HM Revenue and Customs (HMRC) introduced the new Making Tax Digital (MTD) programme in April 2019.
Since then, most self-employed people and business owners with a turnover above the £85,000 VAT threshold have been forced to file their returns online using specialised software.
The move was widely criticised, given small businesses would have to spend hundreds of pounds on new software and staff training to comply.
The taxman had previously stated that it would not issue any fines to businesses filing late in the 2019-20 tax year, unless that is, firms were found to be deliberately avoiding the new rules.
However, HMRC has quietly introduced a new concession that will give some businesses more time before they have to file their first return. Those with complex or legacy IT systems now have until April or October 2020, depending on their filing deadline, to make their first submission.
Experts at Whitley Stimpson, one of the largest independent accountancy practices in the area, are keen to advise on best practise around MTD, and want to ensure that businesses are aware of the rules, subsequent concessions, and how their business may be affected.
HMRC announced that the latest move comes after it consulted industry experts and trade bodies, both of who expressed concern that firms would not be able to comply during the current tax year – even with the one-year soft-landing period to put digital links in place already established.
However, business owners must demonstrate to the taxman why they are unable to make the correct submission and set out how they plan to implement new software.
John Skinner, senior manager at Whitley Stimpson says: “Through ongoing engagement with businesses and stakeholders, HMRC identified that a small number of businesses using particularly complex IT systems would face difficulties with the 2020 deadline putting those digital links in place. Therefore, they have introduced a process to apply for additional time so that businesses are not penalised while making their best efforts to comply with all other MTD requirements. Businesses should review HMRC guidance and criteria for issuing a digital link extension carefully before applying.”

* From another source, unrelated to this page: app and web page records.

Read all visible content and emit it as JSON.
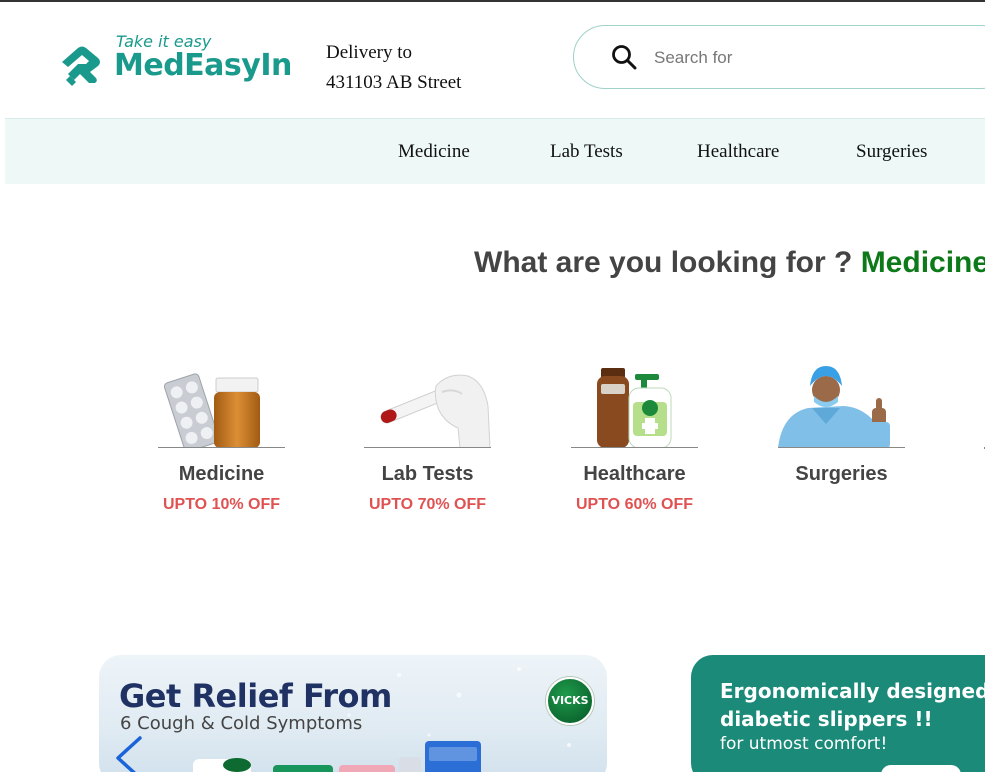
{
  "header": {
    "logo": {
      "tagline": "Take it easy",
      "name": "MedEasyIn"
    },
    "delivery": {
      "label": "Delivery to",
      "address": "431103 AB Street"
    },
    "search": {
      "placeholder": "Search for"
    }
  },
  "nav": {
    "items": [
      {
        "label": "Medicine"
      },
      {
        "label": "Lab Tests"
      },
      {
        "label": "Healthcare"
      },
      {
        "label": "Surgeries"
      }
    ]
  },
  "section": {
    "heading_prefix": "What are you looking for ?",
    "heading_accent": "Medicine"
  },
  "categories": [
    {
      "title": "Medicine",
      "offer": "UPTO 10% OFF",
      "icon": "medicine-icon"
    },
    {
      "title": "Lab Tests",
      "offer": "UPTO 70% OFF",
      "icon": "lab-test-tube-icon"
    },
    {
      "title": "Healthcare",
      "offer": "UPTO 60% OFF",
      "icon": "healthcare-products-icon"
    },
    {
      "title": "Surgeries",
      "offer": "",
      "icon": "surgeon-icon"
    }
  ],
  "banners": [
    {
      "title": "Get Relief From",
      "subtitle": "6 Cough & Cold Symptoms",
      "brand": "VICKS"
    },
    {
      "line1": "Ergonomically designed",
      "line2": "diabetic slippers !!",
      "line3": "for utmost comfort!"
    }
  ],
  "colors": {
    "brand": "#1a9a8c",
    "nav_background": "#edf8f7",
    "accent_green": "#0d7a19",
    "offer_red": "#e05252",
    "banner_teal": "#1b8a78"
  }
}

“If businesses remain unsure about their options or obligations with regards to MTD”, continues John, “Whitley Stimpson has a team of experienced and highly qualified specialists with offices in Banbury, Bicester, High Wycombe and Witney, who can advise on all MTD matters.”